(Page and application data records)
■ ■ ■ ■ ■ ■ ■

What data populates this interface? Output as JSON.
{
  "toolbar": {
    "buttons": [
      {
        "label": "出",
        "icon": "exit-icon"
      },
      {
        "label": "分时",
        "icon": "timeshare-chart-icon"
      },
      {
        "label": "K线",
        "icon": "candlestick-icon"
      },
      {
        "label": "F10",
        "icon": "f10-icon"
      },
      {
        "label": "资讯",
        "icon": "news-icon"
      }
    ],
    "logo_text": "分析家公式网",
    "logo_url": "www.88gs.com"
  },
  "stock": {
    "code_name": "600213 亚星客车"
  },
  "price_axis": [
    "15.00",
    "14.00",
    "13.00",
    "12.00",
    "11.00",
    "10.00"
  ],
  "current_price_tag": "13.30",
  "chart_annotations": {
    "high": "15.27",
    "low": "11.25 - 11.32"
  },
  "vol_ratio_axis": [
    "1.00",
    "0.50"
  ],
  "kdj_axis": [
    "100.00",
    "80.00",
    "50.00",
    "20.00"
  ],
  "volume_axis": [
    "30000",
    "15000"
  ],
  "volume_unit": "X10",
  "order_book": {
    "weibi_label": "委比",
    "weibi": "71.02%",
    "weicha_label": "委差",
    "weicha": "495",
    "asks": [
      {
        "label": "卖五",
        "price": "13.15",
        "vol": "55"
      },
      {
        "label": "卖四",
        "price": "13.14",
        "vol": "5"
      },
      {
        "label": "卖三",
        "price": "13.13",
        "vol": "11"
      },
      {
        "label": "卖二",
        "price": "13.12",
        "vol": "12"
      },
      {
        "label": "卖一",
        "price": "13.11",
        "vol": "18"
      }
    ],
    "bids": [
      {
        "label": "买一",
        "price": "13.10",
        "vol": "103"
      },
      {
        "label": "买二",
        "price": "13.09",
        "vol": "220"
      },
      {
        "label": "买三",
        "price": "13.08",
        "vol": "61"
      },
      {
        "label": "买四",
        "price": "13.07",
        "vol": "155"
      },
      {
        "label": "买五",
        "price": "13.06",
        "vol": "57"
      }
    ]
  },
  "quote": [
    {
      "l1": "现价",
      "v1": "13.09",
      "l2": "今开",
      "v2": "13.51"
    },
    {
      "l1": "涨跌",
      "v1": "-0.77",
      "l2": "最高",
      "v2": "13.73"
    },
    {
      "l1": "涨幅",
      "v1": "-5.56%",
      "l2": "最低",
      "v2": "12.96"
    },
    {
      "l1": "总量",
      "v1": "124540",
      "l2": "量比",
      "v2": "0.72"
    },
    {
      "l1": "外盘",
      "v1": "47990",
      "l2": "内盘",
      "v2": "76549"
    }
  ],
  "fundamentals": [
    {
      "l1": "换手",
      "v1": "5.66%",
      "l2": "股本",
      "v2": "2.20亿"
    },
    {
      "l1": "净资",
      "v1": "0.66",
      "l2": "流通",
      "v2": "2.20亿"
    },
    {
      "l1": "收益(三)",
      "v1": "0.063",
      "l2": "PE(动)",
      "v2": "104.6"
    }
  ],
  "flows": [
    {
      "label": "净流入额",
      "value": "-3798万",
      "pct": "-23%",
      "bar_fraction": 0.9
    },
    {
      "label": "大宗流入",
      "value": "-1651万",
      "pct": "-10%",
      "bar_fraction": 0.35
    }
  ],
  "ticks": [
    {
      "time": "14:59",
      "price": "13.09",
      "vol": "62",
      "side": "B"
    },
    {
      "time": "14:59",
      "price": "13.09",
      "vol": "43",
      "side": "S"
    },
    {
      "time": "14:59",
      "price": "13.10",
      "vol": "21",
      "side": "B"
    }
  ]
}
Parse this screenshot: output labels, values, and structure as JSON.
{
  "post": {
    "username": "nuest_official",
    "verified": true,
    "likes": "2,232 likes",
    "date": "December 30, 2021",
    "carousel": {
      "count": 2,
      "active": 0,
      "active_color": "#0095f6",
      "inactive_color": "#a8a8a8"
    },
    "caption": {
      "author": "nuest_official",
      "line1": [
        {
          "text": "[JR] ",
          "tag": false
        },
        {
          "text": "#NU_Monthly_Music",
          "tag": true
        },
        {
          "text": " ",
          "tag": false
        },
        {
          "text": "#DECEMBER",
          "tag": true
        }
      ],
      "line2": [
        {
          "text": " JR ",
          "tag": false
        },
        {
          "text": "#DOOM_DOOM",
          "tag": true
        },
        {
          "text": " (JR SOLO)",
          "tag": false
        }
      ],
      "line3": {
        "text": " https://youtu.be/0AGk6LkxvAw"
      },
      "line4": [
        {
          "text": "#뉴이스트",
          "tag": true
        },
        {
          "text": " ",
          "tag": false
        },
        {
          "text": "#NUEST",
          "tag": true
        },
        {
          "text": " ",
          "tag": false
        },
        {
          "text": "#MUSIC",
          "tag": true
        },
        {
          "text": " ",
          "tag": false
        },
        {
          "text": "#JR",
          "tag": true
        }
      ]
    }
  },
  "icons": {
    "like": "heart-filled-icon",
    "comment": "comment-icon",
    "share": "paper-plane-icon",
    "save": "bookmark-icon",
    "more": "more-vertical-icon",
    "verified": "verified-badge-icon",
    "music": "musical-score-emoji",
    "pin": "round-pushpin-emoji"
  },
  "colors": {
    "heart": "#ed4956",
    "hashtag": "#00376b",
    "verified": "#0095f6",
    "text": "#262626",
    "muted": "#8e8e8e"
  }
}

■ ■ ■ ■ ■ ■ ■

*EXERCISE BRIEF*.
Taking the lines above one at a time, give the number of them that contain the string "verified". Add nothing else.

*SOLUTION TO THE EXERCISE*.
3